Hate Crimes Information
The nature of and common circumstances relating to bias related crime on college campuses
Hate crime laws are designed to send the message that hate and bias motivated crimes will not be tolerated, because they are often attempts to silence and instill fear into entire groups. Reporting hate related incidents helps survivors take advantage of recovery services and enables our community to build up statistics and patterns of crime, providing an opportunity of catching offenders or preventing the violence altogether.
The key criterion in determining whether or not any crime or incident fits into the definition of a hate or bias related crime is the motivation behind the incident. A hate or bias related crime is one that is motivated, at least in part, because of someone's bias or hatred of a person's or group's perceived race, religion, ethnicity, sexual orientation, or other characteristic. Victims of hate and bias related crimes often have intense feelings of vulnerability, anger, depression, physical ailments, learning problems, and difficult interpersonal relations. Hate crimes also have a psychological and emotional impact that extends far beyond the victim. Attacks motivated on the basis of bias against a person's beliefs, values or identity undermine freedom of expression, association, and assembly and tear at the pluralistic fabric of our society.
Using slurs and epithets is a way of showing someone that you believe they are less than human and undeserving of respect. Hate crimes are a way to send a message to members of certain groups or individuals that they are unwelcome in a particular neighborhood, community, school or workplace. Calling someone a name, refusing to rent them an apartment, verbal threats, vandalism, abusive phone calls and Internet hate mail are all examples of hate crimes. The most common form of bias motivated incidents on college campuses are demeaning jokes or harassing or threatening phone calls or e-mails. However, bias related physical attacks and vandalism do also occur. You can make a difference by speaking out when jokes or comments are made that are hateful or demeaning and by asking yourself if you use derogatory, degrading or offensive terms in describing others.

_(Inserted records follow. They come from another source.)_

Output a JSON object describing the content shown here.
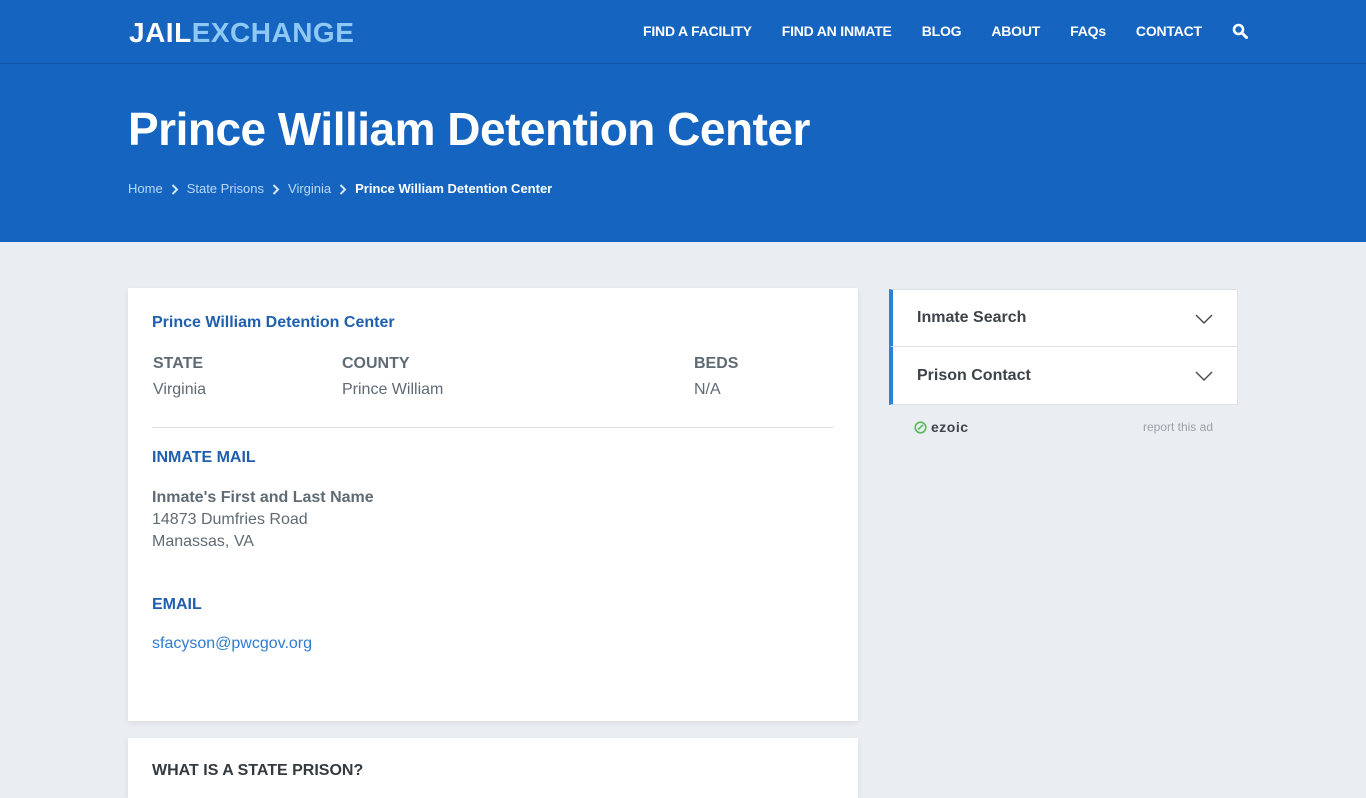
{
  "header": {
    "logo_part1": "JAIL",
    "logo_part2": "EXCHANGE",
    "nav": [
      {
        "label": "FIND A FACILITY"
      },
      {
        "label": "FIND AN INMATE"
      },
      {
        "label": "BLOG"
      },
      {
        "label": "ABOUT"
      },
      {
        "label": "FAQs"
      },
      {
        "label": "CONTACT"
      }
    ],
    "search_icon": "search-icon"
  },
  "hero": {
    "title": "Prince William Detention Center",
    "breadcrumb": [
      {
        "label": "Home"
      },
      {
        "label": "State Prisons"
      },
      {
        "label": "Virginia"
      },
      {
        "label": "Prince William Detention Center"
      }
    ]
  },
  "facility": {
    "name": "Prince William Detention Center",
    "fields": [
      {
        "label": "STATE",
        "value": "Virginia"
      },
      {
        "label": "COUNTY",
        "value": "Prince William"
      },
      {
        "label": "BEDS",
        "value": "N/A"
      }
    ],
    "mail": {
      "heading": "INMATE MAIL",
      "name_line": "Inmate's First and Last Name",
      "street": "14873 Dumfries Road",
      "city": "Manassas, VA"
    },
    "email": {
      "heading": "EMAIL",
      "address": "sfacyson@pwcgov.org"
    }
  },
  "next_section": {
    "heading": "WHAT IS A STATE PRISON?"
  },
  "sidebar": {
    "accordions": [
      {
        "label": "Inmate Search"
      },
      {
        "label": "Prison Contact"
      }
    ],
    "ad_brand": "ezoic",
    "ad_report": "report this ad"
  },
  "colors": {
    "brand_blue": "#1565c0",
    "logo_accent": "#90c8f5",
    "heading_blue": "#1f5fae",
    "link_blue": "#2e7bd0",
    "accordion_accent": "#2a82d8",
    "page_bg": "#eaeef2"
  }
}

Observing general safety tips may help you to avoid becoming the victim of a hate or bias related crime. Be alert to your surroundings, both inside and outside. Listen to and act upon your feelings and instincts. Notice people, the lighting, and access to phones and exits. Use elevators, stairs and restrooms in well-trafficked areas. Don't study alone in an empty classroom. Avoid deserted parking lots, empty laundry rooms and other poorly lit or poorly populated locations. When possible, walk with a friend instead of walking alone in secluded areas or at night. When riding the subways during less traveled times of day, ride in the middle car with the conductor or the first car with the engineer.
Carry a whistle and blow it for attention when necessary. If you feel threatened while walking, cross the street, change direction or run to a place where there are other people. If a car is following you, turn around and walk quickly in the opposite direction. Get the license plate number and a description if possible. If you are being followed on foot, turn around to let the person know you have seen them and then run to a place where a number of people will be.
Always keep your apartment and car doors locked. If you live in an apartment with a fire escape outside a back window, you should secure it with a fire department approved gate, an alarm, or some barrier system. A window lock is not enough. Always close your blinds/shades/curtains at night. If you decide to bring someone home, introduce him or her to a friend, acquaintance or bartender so that someone knows who you left with. When driving a friend home, establish a signal that the friend is in the home and safe before you drive away. If a stranger is at your door, do not give the impression that you are home alone. Shout over your shoulder or indicate in some way that there is another person present. Never open the door to strangers without verifying their identity by asking for an identification tag. Do not give out personal information over the phone or Internet.
Finally, report all incidents of violence or harassment. Contact campus security or call 911 as soon after the incident as possible. If you saw the perpetrator, try to remember gender, age, height, race, weight, build, clothes and other distinguishing characteristics. If anything was said, such as anti-gay epithets or threats, make a mental note about them and write them down as soon as possible. If you want the crime to be reported as a hate or bias-related crime, tell the officer to note that on the report. If the police to not assist you properly, file a complaint and contact the Office of Student Affairs or the City information number, 311.
The methods the law school employs to advise and to update students about security procedures
In addition to the Student Handbook, crime prevention pamphlets that include various safety tips and encourage the reporting of crime on campus are prepared and distributed periodically to students. Speakers, including law enforcement officials, are invited by the administration and student groups to inform students about prevention of crime and personal safety. Campus Security also makes a presentation about prevention of crime and personal safety to incoming students at orientation. Additionally, Campus Security meets with the law school's Advisory Committee on Campus Security on a regular basis to exchange information on recent events and security concerns on campus. The Security Advisory Committee is made up of equal numbers of faculty, administrators, and student officers. This committee reviews current campus security policies and practices and makes recommendations for their improvement.